### WORK TO COMPLETE:
Return every line of the records that includes the string "Directory".

### TASK DATA:
■ ■ ■

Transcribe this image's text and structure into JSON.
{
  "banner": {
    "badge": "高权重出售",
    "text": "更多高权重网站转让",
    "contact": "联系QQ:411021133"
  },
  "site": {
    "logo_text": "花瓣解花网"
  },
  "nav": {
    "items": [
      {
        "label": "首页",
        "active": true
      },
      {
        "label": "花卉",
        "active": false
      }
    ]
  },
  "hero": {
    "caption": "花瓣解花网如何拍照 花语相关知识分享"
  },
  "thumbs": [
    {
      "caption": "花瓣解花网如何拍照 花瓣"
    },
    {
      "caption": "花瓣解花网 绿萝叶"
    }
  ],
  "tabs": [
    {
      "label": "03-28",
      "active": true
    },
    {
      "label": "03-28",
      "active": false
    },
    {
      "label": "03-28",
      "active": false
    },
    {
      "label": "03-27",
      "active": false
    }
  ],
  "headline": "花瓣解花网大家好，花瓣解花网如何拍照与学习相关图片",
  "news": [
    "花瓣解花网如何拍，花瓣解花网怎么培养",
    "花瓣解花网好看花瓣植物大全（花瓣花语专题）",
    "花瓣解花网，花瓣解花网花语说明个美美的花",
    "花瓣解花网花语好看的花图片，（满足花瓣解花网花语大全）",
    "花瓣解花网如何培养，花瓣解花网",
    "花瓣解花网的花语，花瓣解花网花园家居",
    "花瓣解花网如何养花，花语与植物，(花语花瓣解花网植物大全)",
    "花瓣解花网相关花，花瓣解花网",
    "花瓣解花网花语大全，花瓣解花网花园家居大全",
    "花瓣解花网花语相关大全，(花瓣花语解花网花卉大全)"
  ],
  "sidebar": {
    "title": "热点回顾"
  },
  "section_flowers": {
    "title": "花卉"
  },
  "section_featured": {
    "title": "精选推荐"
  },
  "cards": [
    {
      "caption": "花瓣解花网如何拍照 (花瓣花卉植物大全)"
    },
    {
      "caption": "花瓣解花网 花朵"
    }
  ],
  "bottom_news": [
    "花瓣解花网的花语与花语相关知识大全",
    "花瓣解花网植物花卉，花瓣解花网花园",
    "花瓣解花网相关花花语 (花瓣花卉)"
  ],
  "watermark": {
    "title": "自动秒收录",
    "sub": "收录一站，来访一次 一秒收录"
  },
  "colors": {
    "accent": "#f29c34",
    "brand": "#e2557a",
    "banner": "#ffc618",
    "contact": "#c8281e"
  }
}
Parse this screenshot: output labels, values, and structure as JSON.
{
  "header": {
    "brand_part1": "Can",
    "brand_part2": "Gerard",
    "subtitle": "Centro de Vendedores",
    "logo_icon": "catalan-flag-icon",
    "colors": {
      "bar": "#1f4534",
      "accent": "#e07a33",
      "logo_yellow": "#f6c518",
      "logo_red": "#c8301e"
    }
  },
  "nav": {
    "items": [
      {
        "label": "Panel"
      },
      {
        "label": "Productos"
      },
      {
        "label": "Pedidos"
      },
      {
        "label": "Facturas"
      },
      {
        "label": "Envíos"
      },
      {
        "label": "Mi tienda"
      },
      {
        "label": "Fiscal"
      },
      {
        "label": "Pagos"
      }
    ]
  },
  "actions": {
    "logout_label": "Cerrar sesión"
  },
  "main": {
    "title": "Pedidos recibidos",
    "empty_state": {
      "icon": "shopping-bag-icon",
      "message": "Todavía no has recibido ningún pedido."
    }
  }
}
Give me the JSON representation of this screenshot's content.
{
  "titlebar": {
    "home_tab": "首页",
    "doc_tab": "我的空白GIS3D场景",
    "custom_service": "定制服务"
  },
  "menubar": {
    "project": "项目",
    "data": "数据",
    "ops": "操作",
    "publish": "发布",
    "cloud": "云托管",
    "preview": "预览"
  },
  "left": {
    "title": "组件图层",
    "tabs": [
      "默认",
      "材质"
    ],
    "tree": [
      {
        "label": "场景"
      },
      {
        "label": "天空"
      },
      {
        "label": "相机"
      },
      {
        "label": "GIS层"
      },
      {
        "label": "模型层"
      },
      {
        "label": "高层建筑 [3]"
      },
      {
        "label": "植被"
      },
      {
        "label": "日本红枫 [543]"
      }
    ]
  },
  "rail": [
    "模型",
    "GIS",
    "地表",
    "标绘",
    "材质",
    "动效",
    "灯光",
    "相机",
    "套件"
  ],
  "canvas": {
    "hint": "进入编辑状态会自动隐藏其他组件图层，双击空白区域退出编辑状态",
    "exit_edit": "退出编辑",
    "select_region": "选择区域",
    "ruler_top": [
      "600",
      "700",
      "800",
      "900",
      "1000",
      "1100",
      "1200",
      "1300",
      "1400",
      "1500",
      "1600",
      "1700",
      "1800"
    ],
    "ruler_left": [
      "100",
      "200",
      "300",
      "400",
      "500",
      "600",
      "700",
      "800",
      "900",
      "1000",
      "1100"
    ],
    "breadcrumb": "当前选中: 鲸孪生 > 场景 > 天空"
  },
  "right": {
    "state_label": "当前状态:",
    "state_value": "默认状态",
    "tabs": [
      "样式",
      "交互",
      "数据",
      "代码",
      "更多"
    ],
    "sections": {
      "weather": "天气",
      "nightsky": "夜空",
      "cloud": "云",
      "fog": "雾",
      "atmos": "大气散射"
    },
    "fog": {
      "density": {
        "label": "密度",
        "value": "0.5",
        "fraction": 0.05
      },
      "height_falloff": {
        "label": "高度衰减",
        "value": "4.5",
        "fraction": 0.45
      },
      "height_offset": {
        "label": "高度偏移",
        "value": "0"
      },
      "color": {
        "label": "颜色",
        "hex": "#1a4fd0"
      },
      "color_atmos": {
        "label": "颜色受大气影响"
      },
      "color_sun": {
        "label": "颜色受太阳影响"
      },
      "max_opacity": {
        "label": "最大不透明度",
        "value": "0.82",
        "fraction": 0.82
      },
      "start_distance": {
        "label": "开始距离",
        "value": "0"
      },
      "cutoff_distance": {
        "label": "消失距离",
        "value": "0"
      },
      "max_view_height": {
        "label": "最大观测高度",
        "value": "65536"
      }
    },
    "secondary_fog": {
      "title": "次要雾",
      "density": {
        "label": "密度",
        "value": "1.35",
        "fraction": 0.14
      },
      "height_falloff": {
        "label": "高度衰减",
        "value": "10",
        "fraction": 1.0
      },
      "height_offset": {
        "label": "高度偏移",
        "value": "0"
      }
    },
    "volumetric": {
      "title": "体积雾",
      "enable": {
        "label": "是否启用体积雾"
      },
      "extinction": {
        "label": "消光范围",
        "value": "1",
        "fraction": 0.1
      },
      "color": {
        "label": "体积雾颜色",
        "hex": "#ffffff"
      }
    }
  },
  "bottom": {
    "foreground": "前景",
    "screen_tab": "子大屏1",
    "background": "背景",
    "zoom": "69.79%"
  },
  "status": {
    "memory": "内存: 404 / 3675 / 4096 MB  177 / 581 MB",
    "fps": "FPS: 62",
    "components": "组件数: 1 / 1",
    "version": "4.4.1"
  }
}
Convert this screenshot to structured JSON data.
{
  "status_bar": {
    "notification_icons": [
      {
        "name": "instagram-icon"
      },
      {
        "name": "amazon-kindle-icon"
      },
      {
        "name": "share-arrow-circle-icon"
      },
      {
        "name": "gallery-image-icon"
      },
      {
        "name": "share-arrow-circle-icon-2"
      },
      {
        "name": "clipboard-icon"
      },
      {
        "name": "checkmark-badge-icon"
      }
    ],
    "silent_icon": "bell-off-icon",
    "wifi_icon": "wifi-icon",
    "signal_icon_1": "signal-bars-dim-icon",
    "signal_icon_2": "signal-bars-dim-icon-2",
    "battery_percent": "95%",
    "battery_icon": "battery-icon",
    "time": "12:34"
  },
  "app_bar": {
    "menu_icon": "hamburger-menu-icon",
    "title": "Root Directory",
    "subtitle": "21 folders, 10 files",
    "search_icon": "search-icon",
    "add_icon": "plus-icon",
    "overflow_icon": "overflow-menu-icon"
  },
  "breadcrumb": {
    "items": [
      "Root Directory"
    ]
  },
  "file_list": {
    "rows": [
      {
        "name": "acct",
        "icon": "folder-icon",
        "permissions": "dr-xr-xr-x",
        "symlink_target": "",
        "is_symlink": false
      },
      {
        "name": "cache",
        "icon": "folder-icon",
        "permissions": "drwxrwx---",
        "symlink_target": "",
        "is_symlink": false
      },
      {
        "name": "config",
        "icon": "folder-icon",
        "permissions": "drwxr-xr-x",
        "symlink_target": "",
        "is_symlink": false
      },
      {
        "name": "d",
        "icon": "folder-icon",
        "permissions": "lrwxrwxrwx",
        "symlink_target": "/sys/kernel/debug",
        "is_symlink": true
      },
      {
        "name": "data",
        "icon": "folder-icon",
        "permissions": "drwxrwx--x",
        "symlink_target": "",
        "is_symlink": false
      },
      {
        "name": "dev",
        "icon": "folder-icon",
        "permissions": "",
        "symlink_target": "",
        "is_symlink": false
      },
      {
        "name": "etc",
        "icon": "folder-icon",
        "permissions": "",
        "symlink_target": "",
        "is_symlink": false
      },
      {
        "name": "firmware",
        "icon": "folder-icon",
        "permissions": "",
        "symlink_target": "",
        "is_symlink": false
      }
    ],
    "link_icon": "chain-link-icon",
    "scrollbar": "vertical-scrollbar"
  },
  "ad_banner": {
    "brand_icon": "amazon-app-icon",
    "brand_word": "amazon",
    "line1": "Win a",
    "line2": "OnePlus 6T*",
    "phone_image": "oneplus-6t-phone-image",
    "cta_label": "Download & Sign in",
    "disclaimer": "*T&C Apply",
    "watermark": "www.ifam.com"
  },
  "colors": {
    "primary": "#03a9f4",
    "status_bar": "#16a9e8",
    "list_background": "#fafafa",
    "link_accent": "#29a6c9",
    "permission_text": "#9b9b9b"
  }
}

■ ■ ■

### YOUR RESPONSE:
    "title": "Root Directory",
      "Root Directory"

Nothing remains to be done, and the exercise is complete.